The National Cancer Institute, earlier this month, announced that it awarded a US $215,740 Small Business Innovation Research (SBIR) grant to support continued development of Igenica Biotherapeutics’ SNAP site-specific ADC linker technology.
SNAP technology, named for its speed and ease of use, overcomes the major limitations of current linker technologies by providing a simple, chemically-driven method for linking any anticancer antibody and small molecule cytotoxic drug to produce ADC products with optimal and uniform ratios of drug to antibody.
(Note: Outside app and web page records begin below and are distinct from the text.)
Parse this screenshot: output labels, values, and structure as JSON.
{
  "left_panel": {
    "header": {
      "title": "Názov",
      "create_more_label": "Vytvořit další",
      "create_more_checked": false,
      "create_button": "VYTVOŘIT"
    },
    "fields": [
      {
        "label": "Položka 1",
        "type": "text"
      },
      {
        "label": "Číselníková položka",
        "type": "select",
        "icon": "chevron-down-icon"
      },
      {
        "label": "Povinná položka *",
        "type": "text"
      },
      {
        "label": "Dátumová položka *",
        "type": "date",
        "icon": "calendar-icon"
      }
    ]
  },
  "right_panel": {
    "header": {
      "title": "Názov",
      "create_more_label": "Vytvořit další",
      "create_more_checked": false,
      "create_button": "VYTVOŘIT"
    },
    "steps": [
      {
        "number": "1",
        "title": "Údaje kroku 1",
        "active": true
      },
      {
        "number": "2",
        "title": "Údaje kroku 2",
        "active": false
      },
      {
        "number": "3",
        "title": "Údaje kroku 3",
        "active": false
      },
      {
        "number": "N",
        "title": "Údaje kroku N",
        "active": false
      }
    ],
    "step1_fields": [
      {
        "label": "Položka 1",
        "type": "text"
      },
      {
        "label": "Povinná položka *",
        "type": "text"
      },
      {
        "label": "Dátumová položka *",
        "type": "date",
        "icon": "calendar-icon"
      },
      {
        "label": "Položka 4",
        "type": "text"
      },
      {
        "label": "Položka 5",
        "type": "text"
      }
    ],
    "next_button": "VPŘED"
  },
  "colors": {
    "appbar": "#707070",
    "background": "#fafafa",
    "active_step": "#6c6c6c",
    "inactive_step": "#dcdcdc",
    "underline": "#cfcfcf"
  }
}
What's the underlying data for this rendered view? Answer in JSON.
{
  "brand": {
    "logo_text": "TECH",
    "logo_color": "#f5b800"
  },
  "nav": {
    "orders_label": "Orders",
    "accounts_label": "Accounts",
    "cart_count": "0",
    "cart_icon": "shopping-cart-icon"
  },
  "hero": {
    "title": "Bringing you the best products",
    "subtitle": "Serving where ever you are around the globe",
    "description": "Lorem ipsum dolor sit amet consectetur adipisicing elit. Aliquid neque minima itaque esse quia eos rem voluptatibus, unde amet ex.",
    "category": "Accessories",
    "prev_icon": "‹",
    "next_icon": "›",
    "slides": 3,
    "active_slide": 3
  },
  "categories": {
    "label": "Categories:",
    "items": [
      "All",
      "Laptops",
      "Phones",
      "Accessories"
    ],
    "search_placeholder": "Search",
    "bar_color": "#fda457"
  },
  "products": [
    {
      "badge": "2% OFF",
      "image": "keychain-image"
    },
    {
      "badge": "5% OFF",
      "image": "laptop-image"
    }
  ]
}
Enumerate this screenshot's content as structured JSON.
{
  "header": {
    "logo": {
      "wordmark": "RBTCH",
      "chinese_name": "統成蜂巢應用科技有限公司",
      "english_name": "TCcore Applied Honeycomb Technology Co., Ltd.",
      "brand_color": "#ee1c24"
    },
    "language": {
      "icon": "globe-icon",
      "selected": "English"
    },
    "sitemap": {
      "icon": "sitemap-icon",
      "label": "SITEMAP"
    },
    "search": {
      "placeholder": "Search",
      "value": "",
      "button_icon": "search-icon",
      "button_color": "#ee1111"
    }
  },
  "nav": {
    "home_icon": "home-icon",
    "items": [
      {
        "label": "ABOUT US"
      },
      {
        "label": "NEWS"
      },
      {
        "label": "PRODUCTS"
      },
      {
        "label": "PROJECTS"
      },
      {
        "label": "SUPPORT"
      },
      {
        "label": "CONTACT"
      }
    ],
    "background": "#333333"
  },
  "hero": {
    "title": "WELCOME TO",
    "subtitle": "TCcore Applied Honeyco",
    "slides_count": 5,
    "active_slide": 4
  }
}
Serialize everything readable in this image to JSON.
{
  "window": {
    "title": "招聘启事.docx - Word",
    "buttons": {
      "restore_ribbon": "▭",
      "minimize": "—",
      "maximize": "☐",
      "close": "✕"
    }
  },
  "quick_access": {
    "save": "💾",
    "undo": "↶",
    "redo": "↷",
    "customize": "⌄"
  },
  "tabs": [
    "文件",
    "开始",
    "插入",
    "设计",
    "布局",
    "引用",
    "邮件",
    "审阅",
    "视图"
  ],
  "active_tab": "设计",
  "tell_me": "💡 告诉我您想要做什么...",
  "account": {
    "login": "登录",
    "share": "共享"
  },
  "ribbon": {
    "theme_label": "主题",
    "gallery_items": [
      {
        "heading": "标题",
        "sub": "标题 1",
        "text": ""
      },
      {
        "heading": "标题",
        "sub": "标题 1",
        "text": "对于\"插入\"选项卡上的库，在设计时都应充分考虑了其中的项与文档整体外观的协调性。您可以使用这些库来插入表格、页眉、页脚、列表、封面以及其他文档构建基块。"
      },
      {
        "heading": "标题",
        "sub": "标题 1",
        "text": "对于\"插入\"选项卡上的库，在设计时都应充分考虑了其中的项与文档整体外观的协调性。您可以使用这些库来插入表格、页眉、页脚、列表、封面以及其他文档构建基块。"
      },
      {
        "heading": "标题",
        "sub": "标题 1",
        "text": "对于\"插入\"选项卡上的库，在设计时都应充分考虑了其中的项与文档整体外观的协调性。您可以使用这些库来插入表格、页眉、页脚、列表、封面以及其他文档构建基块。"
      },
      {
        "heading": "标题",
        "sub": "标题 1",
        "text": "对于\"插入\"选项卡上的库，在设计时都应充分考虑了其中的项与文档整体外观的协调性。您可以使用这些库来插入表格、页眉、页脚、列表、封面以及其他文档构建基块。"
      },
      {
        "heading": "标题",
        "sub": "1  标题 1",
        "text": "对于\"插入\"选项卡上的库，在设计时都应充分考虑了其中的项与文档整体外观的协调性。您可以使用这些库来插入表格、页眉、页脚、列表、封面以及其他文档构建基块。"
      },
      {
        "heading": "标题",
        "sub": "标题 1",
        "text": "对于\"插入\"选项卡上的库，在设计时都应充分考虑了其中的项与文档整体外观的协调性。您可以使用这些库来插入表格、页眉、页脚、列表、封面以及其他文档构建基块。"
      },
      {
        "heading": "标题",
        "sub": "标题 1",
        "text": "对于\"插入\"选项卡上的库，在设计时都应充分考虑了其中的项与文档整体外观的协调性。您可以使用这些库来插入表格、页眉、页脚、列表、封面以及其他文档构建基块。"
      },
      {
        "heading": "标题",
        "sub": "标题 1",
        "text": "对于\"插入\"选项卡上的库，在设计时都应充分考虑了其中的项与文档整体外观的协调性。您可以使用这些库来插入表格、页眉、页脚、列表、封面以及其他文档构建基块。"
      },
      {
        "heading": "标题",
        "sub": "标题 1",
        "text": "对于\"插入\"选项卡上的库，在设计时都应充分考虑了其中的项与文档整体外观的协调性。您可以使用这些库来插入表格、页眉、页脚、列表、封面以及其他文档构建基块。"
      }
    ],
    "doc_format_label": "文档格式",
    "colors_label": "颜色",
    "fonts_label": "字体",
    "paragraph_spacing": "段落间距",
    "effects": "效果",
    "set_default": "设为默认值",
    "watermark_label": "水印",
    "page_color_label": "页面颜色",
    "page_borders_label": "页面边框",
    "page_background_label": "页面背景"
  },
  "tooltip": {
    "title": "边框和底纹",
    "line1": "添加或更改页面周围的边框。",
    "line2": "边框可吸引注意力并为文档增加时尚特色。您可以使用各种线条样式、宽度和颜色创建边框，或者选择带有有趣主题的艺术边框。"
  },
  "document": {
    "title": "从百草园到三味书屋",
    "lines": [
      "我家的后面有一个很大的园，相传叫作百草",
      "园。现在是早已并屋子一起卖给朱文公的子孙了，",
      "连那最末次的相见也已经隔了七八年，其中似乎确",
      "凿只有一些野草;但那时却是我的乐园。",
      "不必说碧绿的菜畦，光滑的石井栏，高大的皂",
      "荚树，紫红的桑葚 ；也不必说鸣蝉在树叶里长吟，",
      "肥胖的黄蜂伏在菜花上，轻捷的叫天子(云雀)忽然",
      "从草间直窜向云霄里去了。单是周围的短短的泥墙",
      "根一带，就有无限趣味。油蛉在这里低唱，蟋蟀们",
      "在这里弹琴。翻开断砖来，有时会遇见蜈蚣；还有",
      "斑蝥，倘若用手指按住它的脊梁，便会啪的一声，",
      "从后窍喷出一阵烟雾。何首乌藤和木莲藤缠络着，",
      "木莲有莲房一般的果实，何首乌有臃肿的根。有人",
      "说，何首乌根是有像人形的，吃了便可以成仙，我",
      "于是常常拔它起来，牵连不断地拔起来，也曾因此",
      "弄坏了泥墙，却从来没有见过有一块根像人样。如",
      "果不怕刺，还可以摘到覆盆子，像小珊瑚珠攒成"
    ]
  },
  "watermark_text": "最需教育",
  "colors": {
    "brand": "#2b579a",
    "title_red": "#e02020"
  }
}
“Drug companies are aggressively pursuing ADCs as powerful new anti-cancer medicines comprised of a monoclonal antibody, a linker and a payload,” noted Mary Haak-Frendscho, Ph.D., chief executive officer of Igenica. “SNAP is a transformative, chemically-driven and broadly applicable technology that will accelerate the development of next-generation cancer therapeutics designed to selectively target cancer cells with potent cytotoxic agents. We are using this platform to strengthen our internal product pipeline and also will make it available to select partners.”
The current generation of ADCs, which are developed using conventional chemistry approaches, offer limited benefits to patients because they are heterogeneous drug mixtures containing variants with sub-optimal pharmaceutical properties. Igenica’s SNAP technology is comprised of a cutting-edge and proprietary linker that yields homogeneous ADCs armed with the optimal quantity of toxin payload to kill cancer cells. This approach should translate to drugs with lower toxicity and higher efficacy for cancer patients.
Published in: Igenica Biotherapeutics, Inc. website